On a more detailed look, more cavernous issues emerge. By 2019, Airbnb was experiencing its third straight year of slowing growth, with revenues increasing by 32% from the previous year. By comparison, Uber, who is no stranger to significant market struggles, increased revenues at a rate of 42 per cent in the final full year before its IPO in 2019. This calls into question Airbnb’s long-term growth potential as a travel company for investors. Airbnb has attempted to counteract slowing growth by branching out into new areas of the industry, such as with Airbnb Experiences in 2016. However, this was unsuccessful and Airbnb subsequently acknowledges its inability to “grow new offerings and tiers” as a risk factor in its filing.
The total number of listings on Airbnb was 7.4m as of the end of September, of which 5.6m were “active” listings. The company relies on a wide range of rental options to offer value to its travel guests. This may be challenged by the impending recessions, meaning cash may be tighter for hosts and force them to sell off their holiday homes and second apartments.
However, Airbnb has proven to adapt with this recent crisis. Since the start of the pandemic, the travel company has cut back on staff fees by 25% and paused discretionary spending. Given that in 2019 the company spent $5.3bn to make $4.8bn in revenues, some may herald this as an essential improvement. In addition, considering that now 91% of guest traffic arrives organically and “Airbnb” is now used as a verb for their travelling styles, this could prove a turn in the right direction. The hope is that now the technology platform is largely established and the brand-well known, these costs will be dramatically reduced.

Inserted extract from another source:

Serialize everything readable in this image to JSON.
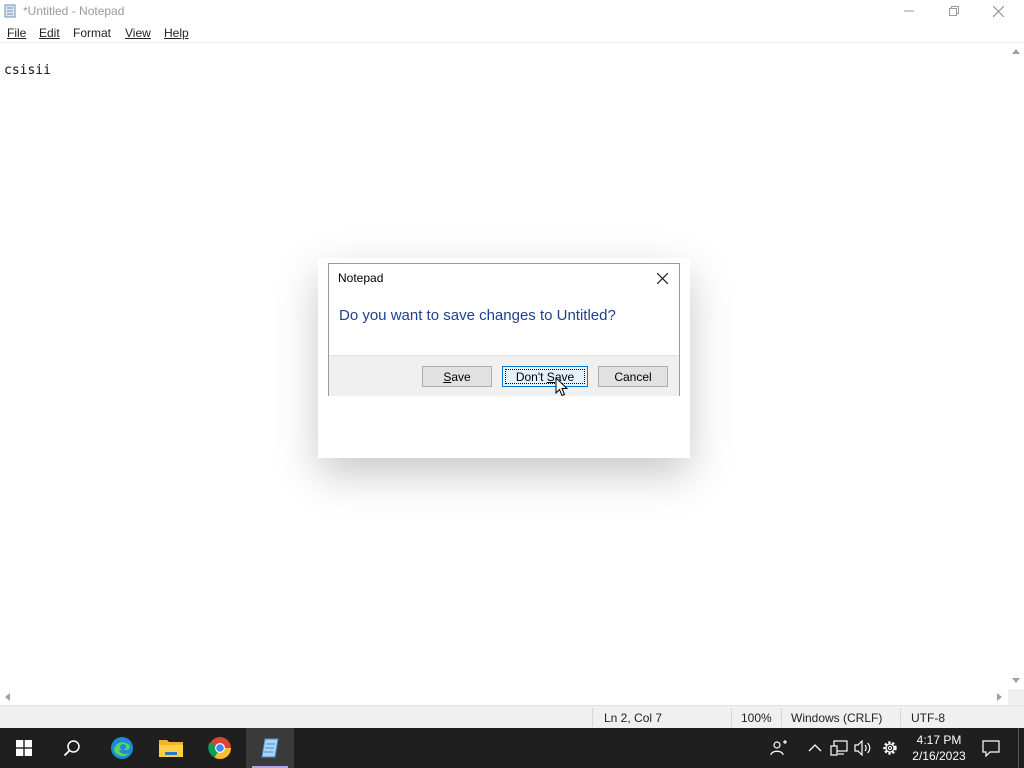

Updated restrictions implemented worldwide means consumer confidence remains low for international travel. But Airbnb is keen to point out that its business is not overly reliant on a handful of big cities. None of the 100,000 cities it operates in is responsible for more than 2.5 percent of revenue, showing it has a strongly diversified portfolio. This puts the company in a stronger position in anticipation of tightening regulation, such as caps on the number of nights that can be legally offered by a host. This stands at 90 nights in London and 120 in Paris. Moreover, before the pandemic, domestic travel made up 52% of Airbnb's business. It's currently almost 80%, demonstrating a strong ability to adapt and still offer value to its consumers.
Time will tell how Airbnb performs in its public offering. The future holds many significant hurdles for the company, from government restrictions on travel to increasing legislation on short-term rentals. Given that Airbnb is ridden with debt and has failed to turn a profit for the last 3 years, it is certainly enough to put off most investors. However, it’s economic moat, iconic brand and proven robustness against the pandemic may be just enough to bring on-board some intrepid investors. Will you be investing?